A person employed in a business at a managerial level, especially an executive or proprietor.
A person who organizes a risky activity of any kind and acts substantially in the manner of a business entrepreneur.
A person engaged in commercial or industrial business (especially an owner or executive)
A person who strives for success and takes on risk by starting their own venture, service, etc.
One who takes the initiative to create a product or establish a business for profit; generally, whoever undertakes on his own account an enterprise in which others are employed and risks are taken.
Someone who organizes a business venture and assumes the risk for it
Which role is more risk-prone?
Entrepreneurs are generally more risk-prone, often initiating new ventures.
Can an entrepreneur become a businessman?
Yes, an entrepreneur can transition into a businessman role as their venture matures.
Do businessmen create new businesses?
While businessmen can create new businesses, they primarily operate and grow established ones.
Do all businessmen innovate?
While businessmen can innovate, their primary focus is on stability and profitability.
Are all entrepreneurs successful?
No, entrepreneurship involves risk, and not all ventures achieve success.
Is venture capital more associated with businessmen or entrepreneurs?
Venture capital is more commonly associated with entrepreneurs, especially in the startup phase.
Can someone be both a businessman and an entrepreneur?
Yes, individuals can embody both roles, especially as they navigate different business stages.
Can a businessman innovate within an existing company?
Yes, businessmen can drive innovation within their existing companies, though their primary focus is on growth and stability.
Which role typically seeks steady profitability?
Businessmen generally seek steady profitability in their ventures.
What is the core trait of an entrepreneur?
An entrepreneur is known for innovation and taking calculated risks.
Who might be more involved in a business's early stages?
Entrepreneurs are often active during a business's startup and early growth stages.
Which role often requires more initial funding efforts?
Entrepreneurs often focus on obtaining initial funding for their startups.
Which role might attend more trade fairs?
Businessmen, especially those representing specific industries, often attend trade fairs.
Who might be more involved during a company's expansion phase?
Businessmen often take the lead during a company's maturity and expansion stages.
Do entrepreneurs always start tech companies?
No, entrepreneurs can start ventures in any industry, from food to fashion to technology.
Do all businessmen have large corporations?
No, businessmen can operate businesses of any size, from small shops to large corporations.
Who might be more focused on market research for new opportunities?
Entrepreneurs often focus on market research to identify gaps and innovate.
Who typically deals more with operational efficiency?
Businessmen often prioritize operational efficiency in established ventures.
Do entrepreneurs always disrupt markets?
While many entrepreneurs aim for disruption, not all ventures lead to market disruption.
How do entrepreneurs typically handle failure?
Entrepreneurs often view failure as a learning experience, iterating and adapting based on lessons learned.
Written bySumera Saeed
Sumera is an experienced content writer and editor with a niche in comparative analysis.

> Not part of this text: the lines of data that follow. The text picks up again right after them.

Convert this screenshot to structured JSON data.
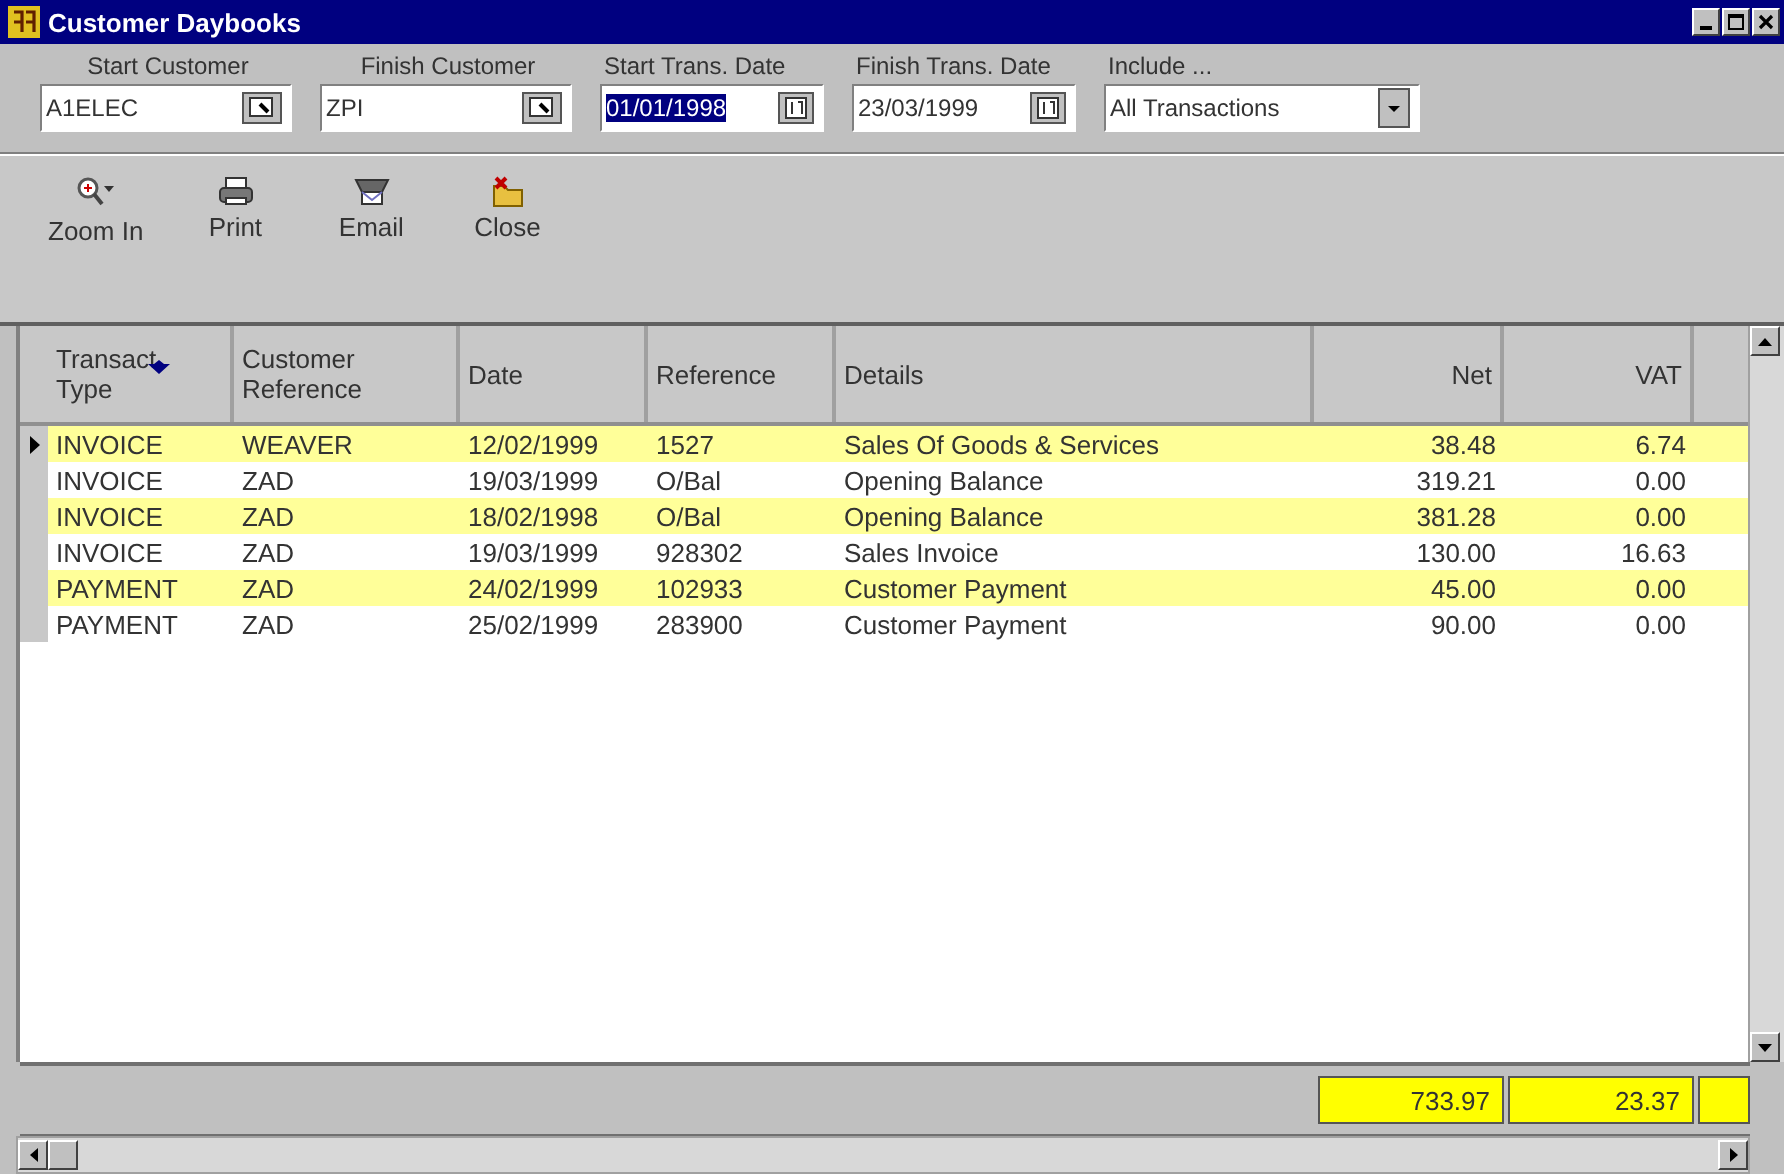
{
  "window": {
    "title": "Customer Daybooks"
  },
  "filters": [
    {
      "label": "Start Customer",
      "value": "A1ELEC",
      "kind": "lookup",
      "selected": false
    },
    {
      "label": "Finish Customer",
      "value": "ZPI",
      "kind": "lookup",
      "selected": false
    },
    {
      "label": "Start Trans. Date",
      "value": "01/01/1998",
      "kind": "date",
      "selected": true
    },
    {
      "label": "Finish Trans. Date",
      "value": "23/03/1999",
      "kind": "date",
      "selected": false
    },
    {
      "label": "Include ...",
      "value": "All Transactions",
      "kind": "dropdown",
      "selected": false
    }
  ],
  "toolbar": [
    {
      "label": "Zoom In",
      "kind": "zoom"
    },
    {
      "label": "Print",
      "kind": "print"
    },
    {
      "label": "Email",
      "kind": "email"
    },
    {
      "label": "Close",
      "kind": "close"
    }
  ],
  "table": {
    "columns": [
      {
        "label": "Transact Type",
        "sorted": true
      },
      {
        "label": "Customer Reference",
        "sorted": false
      },
      {
        "label": "Date",
        "sorted": false
      },
      {
        "label": "Reference",
        "sorted": false
      },
      {
        "label": "Details",
        "sorted": false
      },
      {
        "label": "Net",
        "sorted": false
      },
      {
        "label": "VAT",
        "sorted": false
      }
    ],
    "rows": [
      {
        "cells": [
          "INVOICE",
          "WEAVER",
          "12/02/1999",
          "1527",
          "Sales Of Goods & Services",
          "38.48",
          "6.74"
        ],
        "highlighted": true,
        "current": true
      },
      {
        "cells": [
          "INVOICE",
          "ZAD",
          "19/03/1999",
          "O/Bal",
          "Opening Balance",
          "319.21",
          "0.00"
        ],
        "highlighted": false,
        "current": false
      },
      {
        "cells": [
          "INVOICE",
          "ZAD",
          "18/02/1998",
          "O/Bal",
          "Opening Balance",
          "381.28",
          "0.00"
        ],
        "highlighted": true,
        "current": false
      },
      {
        "cells": [
          "INVOICE",
          "ZAD",
          "19/03/1999",
          "928302",
          "Sales Invoice",
          "130.00",
          "16.63"
        ],
        "highlighted": false,
        "current": false
      },
      {
        "cells": [
          "PAYMENT",
          "ZAD",
          "24/02/1999",
          "102933",
          "Customer Payment",
          "45.00",
          "0.00"
        ],
        "highlighted": true,
        "current": false
      },
      {
        "cells": [
          "PAYMENT",
          "ZAD",
          "25/02/1999",
          "283900",
          "Customer Payment",
          "90.00",
          "0.00"
        ],
        "highlighted": false,
        "current": false
      }
    ],
    "totals": [
      "733.97",
      "23.37"
    ]
  }
}
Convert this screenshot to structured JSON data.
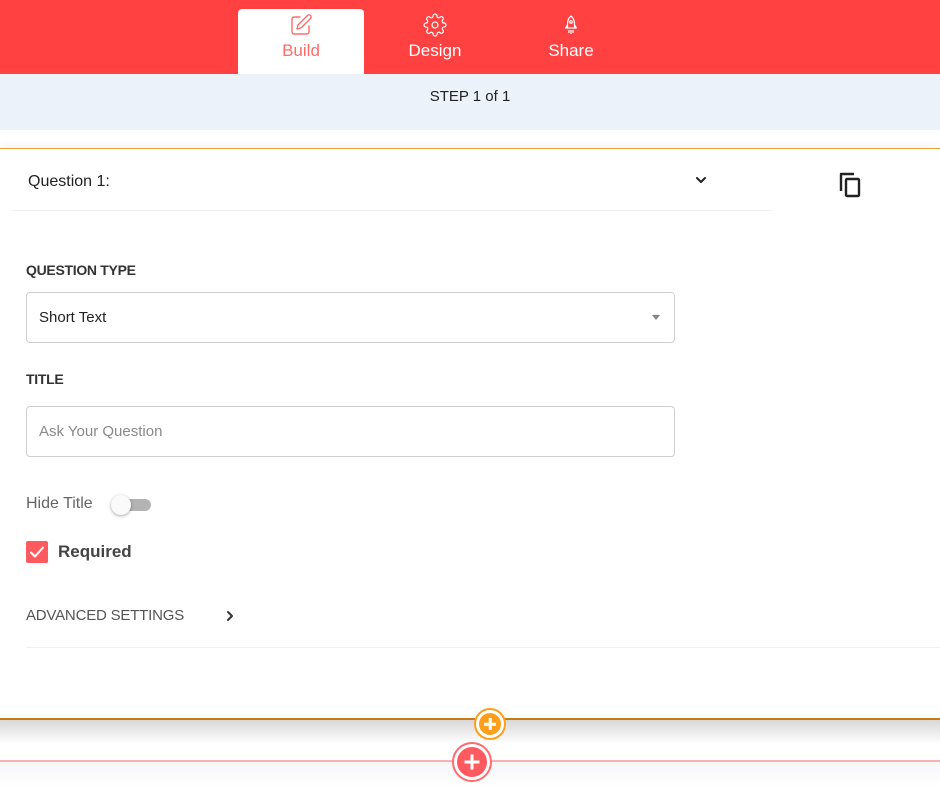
{
  "nav": {
    "tabs": [
      {
        "label": "Build",
        "icon": "edit-icon",
        "active": true
      },
      {
        "label": "Design",
        "icon": "gear-icon",
        "active": false
      },
      {
        "label": "Share",
        "icon": "rocket-icon",
        "active": false
      }
    ]
  },
  "step": {
    "text": "STEP 1 of 1"
  },
  "question": {
    "title": "Question 1:",
    "type_label": "QUESTION TYPE",
    "type_value": "Short Text",
    "title_label": "TITLE",
    "title_value": "",
    "title_placeholder": "Ask Your Question",
    "hide_title_label": "Hide Title",
    "hide_title_on": false,
    "required_label": "Required",
    "required_checked": true,
    "advanced_label": "ADVANCED SETTINGS"
  },
  "colors": {
    "brand": "#ff4141",
    "accent_orange": "#ff9e1b",
    "accent_red": "#ff5a5f",
    "step_bg": "#ebf2f9"
  }
}
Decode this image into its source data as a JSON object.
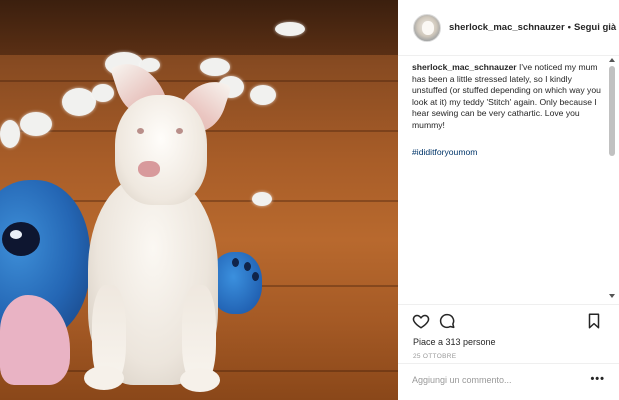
{
  "post": {
    "username": "sherlock_mac_schnauzer",
    "separator": "•",
    "follow_label": "Segui già",
    "caption_user": "sherlock_mac_schnauzer",
    "caption_text": " I've noticed my mum has been a little stressed lately, so I kindly unstuffed (or stuffed depending on which way you look at it) my teddy 'Stitch' again. Only because I hear sewing can be very cathartic. Love you mummy!",
    "hashtag": "#ididitforyoumom",
    "likes": "Piace a 313 persone",
    "date": "25 OTTOBRE",
    "comment_placeholder": "Aggiungi un commento...",
    "more_label": "•••"
  },
  "icons": {
    "like": "heart-icon",
    "comment": "comment-icon",
    "save": "bookmark-icon"
  }
}
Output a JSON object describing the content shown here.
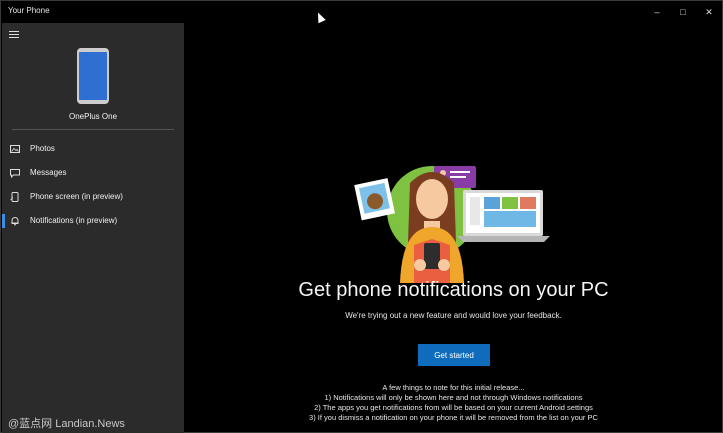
{
  "window": {
    "title": "Your Phone",
    "controls": [
      "–",
      "□",
      "✕"
    ]
  },
  "sidebar": {
    "device_name": "OnePlus One",
    "items": [
      {
        "label": "Photos",
        "icon": "photos-icon"
      },
      {
        "label": "Messages",
        "icon": "messages-icon"
      },
      {
        "label": "Phone screen (in preview)",
        "icon": "phone-screen-icon"
      },
      {
        "label": "Notifications (in preview)",
        "icon": "notifications-icon",
        "active": true
      }
    ]
  },
  "main": {
    "heading": "Get phone notifications on your PC",
    "subtitle": "We're trying out a new feature and would love your feedback.",
    "button_label": "Get started",
    "notes": [
      "A few things to note for this initial release...",
      "1) Notifications will only be shown here and not through Windows notifications",
      "2) The apps you get notifications from will be based on your current Android settings",
      "3) If you dismiss a notification on your phone it will be removed from the list on your PC"
    ]
  },
  "watermark": "@蓝点网 Landian.News",
  "colors": {
    "accent": "#0f6cbd",
    "sidebar": "#2b2b2b",
    "background": "#000000"
  }
}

At Diffeence Wiki, she crafts clear and unbiased comparisons to guide readers in making informed decisions. With a dedication to thorough research and quality, Sumera's work stands out in the digital realm. Off the clock, she enjoys reading and exploring diverse cultures.
Edited byHuma Saeed
Huma is a renowned researcher acclaimed for her innovative work in Difference Wiki. Her dedication has led to key breakthroughs, establishing her prominence in academia. Her contributions continually inspire and guide her field.